Go over the entries and report the lines where the word "true" occurs.

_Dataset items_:
┄┄┄┄┄┄

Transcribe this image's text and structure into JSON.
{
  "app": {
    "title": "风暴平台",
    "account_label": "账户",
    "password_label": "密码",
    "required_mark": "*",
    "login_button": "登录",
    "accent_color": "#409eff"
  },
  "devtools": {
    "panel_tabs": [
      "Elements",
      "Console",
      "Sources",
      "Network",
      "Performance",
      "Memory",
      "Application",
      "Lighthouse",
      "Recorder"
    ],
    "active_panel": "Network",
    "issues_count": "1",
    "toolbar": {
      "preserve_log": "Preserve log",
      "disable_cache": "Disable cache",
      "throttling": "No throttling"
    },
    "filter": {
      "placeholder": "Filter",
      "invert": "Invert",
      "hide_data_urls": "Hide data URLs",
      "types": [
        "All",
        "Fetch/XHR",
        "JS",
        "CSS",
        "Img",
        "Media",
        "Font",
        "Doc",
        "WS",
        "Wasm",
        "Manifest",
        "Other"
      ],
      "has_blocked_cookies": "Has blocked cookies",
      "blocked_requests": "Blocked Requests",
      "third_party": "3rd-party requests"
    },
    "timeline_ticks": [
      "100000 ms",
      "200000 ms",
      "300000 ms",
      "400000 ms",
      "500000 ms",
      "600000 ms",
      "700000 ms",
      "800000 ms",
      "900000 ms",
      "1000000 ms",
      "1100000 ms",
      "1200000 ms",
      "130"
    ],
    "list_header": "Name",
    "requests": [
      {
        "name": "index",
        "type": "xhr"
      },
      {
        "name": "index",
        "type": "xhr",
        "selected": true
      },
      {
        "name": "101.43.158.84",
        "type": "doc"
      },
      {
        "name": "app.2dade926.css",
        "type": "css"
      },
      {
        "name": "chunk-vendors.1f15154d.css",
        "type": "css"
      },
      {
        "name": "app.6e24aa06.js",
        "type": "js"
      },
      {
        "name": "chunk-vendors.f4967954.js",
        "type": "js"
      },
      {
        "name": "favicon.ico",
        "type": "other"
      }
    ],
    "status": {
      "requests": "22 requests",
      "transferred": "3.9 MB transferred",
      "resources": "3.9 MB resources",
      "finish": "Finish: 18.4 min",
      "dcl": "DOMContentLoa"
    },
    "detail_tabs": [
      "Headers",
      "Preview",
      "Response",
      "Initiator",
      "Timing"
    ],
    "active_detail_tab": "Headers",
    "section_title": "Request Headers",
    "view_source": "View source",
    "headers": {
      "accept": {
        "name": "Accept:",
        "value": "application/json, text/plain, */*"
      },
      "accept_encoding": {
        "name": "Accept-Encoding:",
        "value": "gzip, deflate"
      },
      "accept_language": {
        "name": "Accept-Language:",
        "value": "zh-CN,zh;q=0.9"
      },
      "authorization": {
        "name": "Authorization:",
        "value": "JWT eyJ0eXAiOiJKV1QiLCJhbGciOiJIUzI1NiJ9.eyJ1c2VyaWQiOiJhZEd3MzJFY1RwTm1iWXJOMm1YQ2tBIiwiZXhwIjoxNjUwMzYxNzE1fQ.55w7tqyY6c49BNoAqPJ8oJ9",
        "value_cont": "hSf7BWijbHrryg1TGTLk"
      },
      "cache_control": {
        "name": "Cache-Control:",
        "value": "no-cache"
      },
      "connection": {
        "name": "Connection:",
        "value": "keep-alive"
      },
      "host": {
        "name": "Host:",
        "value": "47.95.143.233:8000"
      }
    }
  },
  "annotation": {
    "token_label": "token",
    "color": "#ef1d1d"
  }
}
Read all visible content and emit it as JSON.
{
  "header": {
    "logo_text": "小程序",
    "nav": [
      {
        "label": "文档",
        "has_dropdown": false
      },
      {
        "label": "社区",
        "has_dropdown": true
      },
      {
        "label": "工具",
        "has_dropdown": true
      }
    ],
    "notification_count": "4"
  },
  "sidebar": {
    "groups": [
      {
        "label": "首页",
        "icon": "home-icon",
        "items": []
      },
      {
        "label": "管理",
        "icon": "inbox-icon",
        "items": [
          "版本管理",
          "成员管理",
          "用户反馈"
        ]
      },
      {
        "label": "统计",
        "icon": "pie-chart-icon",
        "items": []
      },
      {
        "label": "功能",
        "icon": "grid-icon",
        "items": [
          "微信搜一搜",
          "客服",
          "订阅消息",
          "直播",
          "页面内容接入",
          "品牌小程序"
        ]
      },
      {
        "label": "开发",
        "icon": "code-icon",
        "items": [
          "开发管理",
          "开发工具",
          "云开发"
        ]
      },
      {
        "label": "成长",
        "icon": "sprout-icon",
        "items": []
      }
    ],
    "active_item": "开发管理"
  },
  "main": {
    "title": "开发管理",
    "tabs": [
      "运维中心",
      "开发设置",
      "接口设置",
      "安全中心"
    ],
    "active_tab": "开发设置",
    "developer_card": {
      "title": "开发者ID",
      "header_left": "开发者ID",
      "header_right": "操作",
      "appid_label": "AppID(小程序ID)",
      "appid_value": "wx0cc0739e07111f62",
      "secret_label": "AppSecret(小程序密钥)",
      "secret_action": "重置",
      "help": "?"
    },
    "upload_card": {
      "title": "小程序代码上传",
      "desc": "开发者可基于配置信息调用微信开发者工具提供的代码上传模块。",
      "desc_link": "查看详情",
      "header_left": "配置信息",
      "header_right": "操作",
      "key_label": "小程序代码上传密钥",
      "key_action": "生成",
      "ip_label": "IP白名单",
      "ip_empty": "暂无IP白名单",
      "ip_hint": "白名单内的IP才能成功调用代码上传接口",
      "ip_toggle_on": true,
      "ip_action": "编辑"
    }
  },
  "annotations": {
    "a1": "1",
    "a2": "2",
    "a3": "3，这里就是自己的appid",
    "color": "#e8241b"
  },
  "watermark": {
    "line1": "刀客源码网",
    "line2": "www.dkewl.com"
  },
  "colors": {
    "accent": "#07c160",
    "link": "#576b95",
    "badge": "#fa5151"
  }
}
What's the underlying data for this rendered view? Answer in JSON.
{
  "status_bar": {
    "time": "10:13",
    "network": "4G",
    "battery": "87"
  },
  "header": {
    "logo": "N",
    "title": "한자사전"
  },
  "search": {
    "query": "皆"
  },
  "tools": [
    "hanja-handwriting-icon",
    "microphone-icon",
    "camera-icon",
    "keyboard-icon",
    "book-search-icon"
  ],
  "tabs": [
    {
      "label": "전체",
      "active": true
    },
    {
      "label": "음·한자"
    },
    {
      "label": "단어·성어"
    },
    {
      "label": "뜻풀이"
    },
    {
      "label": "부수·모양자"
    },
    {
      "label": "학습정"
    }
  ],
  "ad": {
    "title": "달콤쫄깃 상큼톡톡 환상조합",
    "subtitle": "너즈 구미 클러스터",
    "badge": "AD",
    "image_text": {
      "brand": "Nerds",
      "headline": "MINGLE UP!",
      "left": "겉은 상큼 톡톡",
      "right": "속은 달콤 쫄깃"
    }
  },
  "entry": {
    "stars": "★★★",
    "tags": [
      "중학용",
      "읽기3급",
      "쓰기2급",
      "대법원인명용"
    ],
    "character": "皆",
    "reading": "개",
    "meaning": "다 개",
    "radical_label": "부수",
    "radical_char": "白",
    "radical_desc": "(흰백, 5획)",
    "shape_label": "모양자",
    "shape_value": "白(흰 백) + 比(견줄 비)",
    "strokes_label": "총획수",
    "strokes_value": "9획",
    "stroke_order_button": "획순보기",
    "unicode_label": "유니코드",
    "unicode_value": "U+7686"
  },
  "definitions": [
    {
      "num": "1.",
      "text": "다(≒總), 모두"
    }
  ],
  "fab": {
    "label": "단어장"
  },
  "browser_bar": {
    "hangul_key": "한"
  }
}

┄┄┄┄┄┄

_Solution below_:
        "selected": true
        "has_dropdown": true
        "has_dropdown": true
      "ip_toggle_on": true,
      "active": true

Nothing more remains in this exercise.